All inalienable rights are God-given. One need only be logical, not religious, to recognize this.

And Lee, et al. (2005) supposed no pain before "around 29 to 30 weeks? gestational age, based on the limited data available", not 28 weeks as you alleged.

Their supposition is not scientific but axiomatic: they believe that consciousness requires a functional cerebral cortex. This is false in adult humans, however, and there is no obvious reason it must be true in fetal ones.

Indeed, the 20-week fetus does everything we would expect her to do if she were really in pain: vigorous withdrawal from noxious stimuli, increased heart and breathing rates, spikes in catecholamine release. What else would you expect her to do?

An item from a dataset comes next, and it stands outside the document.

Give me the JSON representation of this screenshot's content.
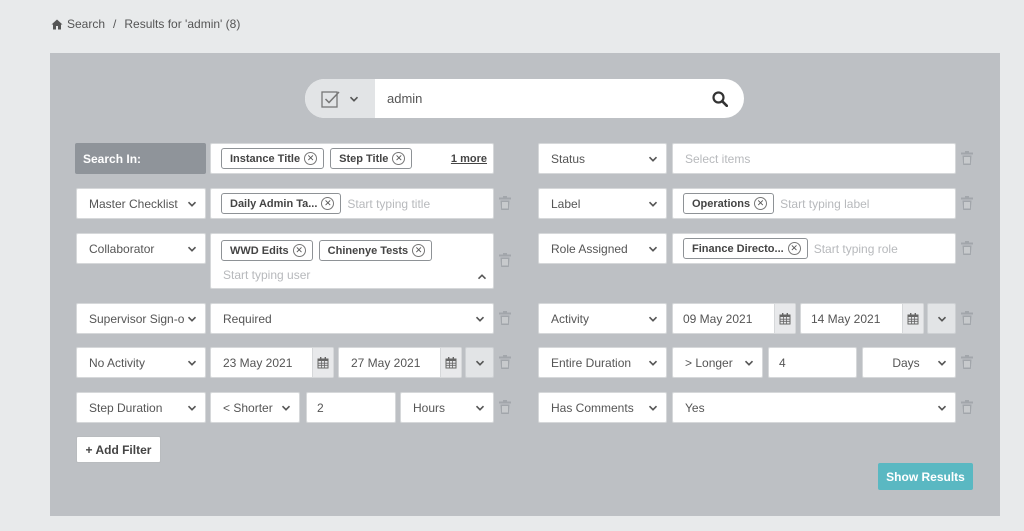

Tony Lee - 16 days ago
John, your first two sentences are so contradictory they must be purposely obtuse. You say rights are god given, for which no evidence exists, and then go on to say that logic dictates this to be true. What nonsense! If there is no evidence, logic dictates that it is more likely false.